**Records shown**
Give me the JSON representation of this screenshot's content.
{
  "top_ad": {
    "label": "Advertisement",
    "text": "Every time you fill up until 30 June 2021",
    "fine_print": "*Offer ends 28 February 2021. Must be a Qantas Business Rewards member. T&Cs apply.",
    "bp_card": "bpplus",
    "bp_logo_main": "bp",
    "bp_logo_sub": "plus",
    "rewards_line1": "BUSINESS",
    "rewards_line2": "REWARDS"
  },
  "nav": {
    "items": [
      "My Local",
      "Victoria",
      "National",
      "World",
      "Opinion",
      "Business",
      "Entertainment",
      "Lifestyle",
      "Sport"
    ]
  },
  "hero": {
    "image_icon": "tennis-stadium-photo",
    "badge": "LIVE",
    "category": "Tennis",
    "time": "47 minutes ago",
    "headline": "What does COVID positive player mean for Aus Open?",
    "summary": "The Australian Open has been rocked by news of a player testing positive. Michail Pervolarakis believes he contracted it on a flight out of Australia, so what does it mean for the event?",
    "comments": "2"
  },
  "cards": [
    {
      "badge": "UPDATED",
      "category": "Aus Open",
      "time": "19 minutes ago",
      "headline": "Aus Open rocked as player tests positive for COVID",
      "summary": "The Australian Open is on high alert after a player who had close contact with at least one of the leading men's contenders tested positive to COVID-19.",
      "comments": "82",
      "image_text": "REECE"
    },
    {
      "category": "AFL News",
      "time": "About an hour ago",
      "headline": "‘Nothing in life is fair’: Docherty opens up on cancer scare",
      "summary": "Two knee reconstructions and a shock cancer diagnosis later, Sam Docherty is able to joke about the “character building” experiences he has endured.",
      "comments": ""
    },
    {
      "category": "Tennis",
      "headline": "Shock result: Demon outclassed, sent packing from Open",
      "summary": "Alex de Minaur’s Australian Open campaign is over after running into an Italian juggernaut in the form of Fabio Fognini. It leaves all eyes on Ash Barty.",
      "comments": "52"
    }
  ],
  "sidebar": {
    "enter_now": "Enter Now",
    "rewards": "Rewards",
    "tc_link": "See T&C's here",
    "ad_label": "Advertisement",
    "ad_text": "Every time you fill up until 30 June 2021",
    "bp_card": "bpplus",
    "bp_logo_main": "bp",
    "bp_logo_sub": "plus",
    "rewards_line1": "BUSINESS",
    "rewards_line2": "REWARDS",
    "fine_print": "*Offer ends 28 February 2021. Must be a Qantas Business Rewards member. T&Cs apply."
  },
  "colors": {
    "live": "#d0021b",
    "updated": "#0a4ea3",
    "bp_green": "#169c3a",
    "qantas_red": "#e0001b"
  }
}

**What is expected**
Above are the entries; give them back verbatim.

**Written solution**
Give me the JSON representation of this screenshot's content.
{
  "top_ad": {
    "label": "Advertisement",
    "text": "Every time you fill up until 30 June 2021",
    "fine_print": "*Offer ends 28 February 2021. Must be a Qantas Business Rewards member. T&Cs apply.",
    "bp_card": "bpplus",
    "bp_logo_main": "bp",
    "bp_logo_sub": "plus",
    "rewards_line1": "BUSINESS",
    "rewards_line2": "REWARDS"
  },
  "nav": {
    "items": [
      "My Local",
      "Victoria",
      "National",
      "World",
      "Opinion",
      "Business",
      "Entertainment",
      "Lifestyle",
      "Sport"
    ]
  },
  "hero": {
    "image_icon": "tennis-stadium-photo",
    "badge": "LIVE",
    "category": "Tennis",
    "time": "47 minutes ago",
    "headline": "What does COVID positive player mean for Aus Open?",
    "summary": "The Australian Open has been rocked by news of a player testing positive. Michail Pervolarakis believes he contracted it on a flight out of Australia, so what does it mean for the event?",
    "comments": "2"
  },
  "cards": [
    {
      "badge": "UPDATED",
      "category": "Aus Open",
      "time": "19 minutes ago",
      "headline": "Aus Open rocked as player tests positive for COVID",
      "summary": "The Australian Open is on high alert after a player who had close contact with at least one of the leading men's contenders tested positive to COVID-19.",
      "comments": "82",
      "image_text": "REECE"
    },
    {
      "category": "AFL News",
      "time": "About an hour ago",
      "headline": "‘Nothing in life is fair’: Docherty opens up on cancer scare",
      "summary": "Two knee reconstructions and a shock cancer diagnosis later, Sam Docherty is able to joke about the “character building” experiences he has endured.",
      "comments": ""
    },
    {
      "category": "Tennis",
      "headline": "Shock result: Demon outclassed, sent packing from Open",
      "summary": "Alex de Minaur’s Australian Open campaign is over after running into an Italian juggernaut in the form of Fabio Fognini. It leaves all eyes on Ash Barty.",
      "comments": "52"
    }
  ],
  "sidebar": {
    "enter_now": "Enter Now",
    "rewards": "Rewards",
    "tc_link": "See T&C's here",
    "ad_label": "Advertisement",
    "ad_text": "Every time you fill up until 30 June 2021",
    "bp_card": "bpplus",
    "bp_logo_main": "bp",
    "bp_logo_sub": "plus",
    "rewards_line1": "BUSINESS",
    "rewards_line2": "REWARDS",
    "fine_print": "*Offer ends 28 February 2021. Must be a Qantas Business Rewards member. T&Cs apply."
  },
  "colors": {
    "live": "#d0021b",
    "updated": "#0a4ea3",
    "bp_green": "#169c3a",
    "qantas_red": "#e0001b"
  }
}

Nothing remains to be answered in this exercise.